Tradition and heritage are words often associated with sports programs and the military. However, those words are equally important in farming and ranching. For the production of food, fiber, and fuel, tradition and heritage don’t mean being stuck in the past or resistance to change. These words convey a sense of community, continuity, adaption, and progress allowing for rural Kansas to survive and succeed in a modern, rapidly changing world. While farming and ranching are businesses, they are more. Truly successful agricultural enterprises are connected to the land and community by more than just money. It’s where the people involved live, raise families, and feel a spiritual connection to the land, what they do, and its value to society. This connection is enhanced as the same family is tied to the same land for generations deepening the connection to place. And contrary to perception, the vast majority of faming enterprises in the United States are family farms.
Kansas Farm Bureau, in order to recognize and honor this connection and dedication, established the “Century Farm” program. Over the first fourteen years of the program, over 2,200 family farms qualified for this designation. And they are looking for more “Century Farms.” Their goal in the fifteenth years is to identify even more of these farms. To qualify the family farm owner/operator must be related to the owner operator of the farm in 1914 or earlier. Qualifying farmers receive a “Century Farm” sign and recognition by the Kansas Farm Bureau.  
To be considered for this designation, an application must be submitted by May 15, 2014. Application may be obtained at the local Farm Bureau office or by going online at http://www.kfb.org/getinvolved/centuryfarms/. So if you or someone you know would qualify, please take the time and fill out an application.
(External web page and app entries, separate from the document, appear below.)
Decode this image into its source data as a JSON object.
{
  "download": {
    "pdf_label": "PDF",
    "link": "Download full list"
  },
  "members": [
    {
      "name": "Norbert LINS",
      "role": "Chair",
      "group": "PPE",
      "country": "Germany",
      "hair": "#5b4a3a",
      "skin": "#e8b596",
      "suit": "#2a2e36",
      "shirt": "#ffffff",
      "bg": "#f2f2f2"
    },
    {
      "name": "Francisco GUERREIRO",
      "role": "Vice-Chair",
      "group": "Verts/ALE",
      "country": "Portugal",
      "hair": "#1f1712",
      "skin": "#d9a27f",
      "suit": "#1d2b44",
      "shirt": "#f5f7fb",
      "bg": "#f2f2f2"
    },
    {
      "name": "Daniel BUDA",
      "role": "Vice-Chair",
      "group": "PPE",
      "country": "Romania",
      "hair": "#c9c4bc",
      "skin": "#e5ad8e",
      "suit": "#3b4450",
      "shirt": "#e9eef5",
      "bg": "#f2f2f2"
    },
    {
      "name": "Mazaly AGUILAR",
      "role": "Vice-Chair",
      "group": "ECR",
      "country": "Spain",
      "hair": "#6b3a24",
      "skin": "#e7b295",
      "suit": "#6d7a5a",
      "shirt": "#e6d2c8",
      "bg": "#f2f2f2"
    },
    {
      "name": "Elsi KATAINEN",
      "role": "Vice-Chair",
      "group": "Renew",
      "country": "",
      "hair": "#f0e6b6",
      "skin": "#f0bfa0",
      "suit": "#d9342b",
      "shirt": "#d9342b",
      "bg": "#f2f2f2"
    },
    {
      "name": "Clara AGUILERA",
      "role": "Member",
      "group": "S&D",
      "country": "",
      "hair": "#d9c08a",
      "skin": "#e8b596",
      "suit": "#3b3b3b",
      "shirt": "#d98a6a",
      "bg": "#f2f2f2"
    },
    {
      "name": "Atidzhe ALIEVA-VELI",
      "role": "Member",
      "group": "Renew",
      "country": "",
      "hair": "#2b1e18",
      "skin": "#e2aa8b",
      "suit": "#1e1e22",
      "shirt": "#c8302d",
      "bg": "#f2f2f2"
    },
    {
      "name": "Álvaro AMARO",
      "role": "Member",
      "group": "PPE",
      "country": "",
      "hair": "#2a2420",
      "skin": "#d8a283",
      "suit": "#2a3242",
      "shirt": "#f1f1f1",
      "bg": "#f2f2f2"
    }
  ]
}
It not only honors the current owner/operator but also those who came before.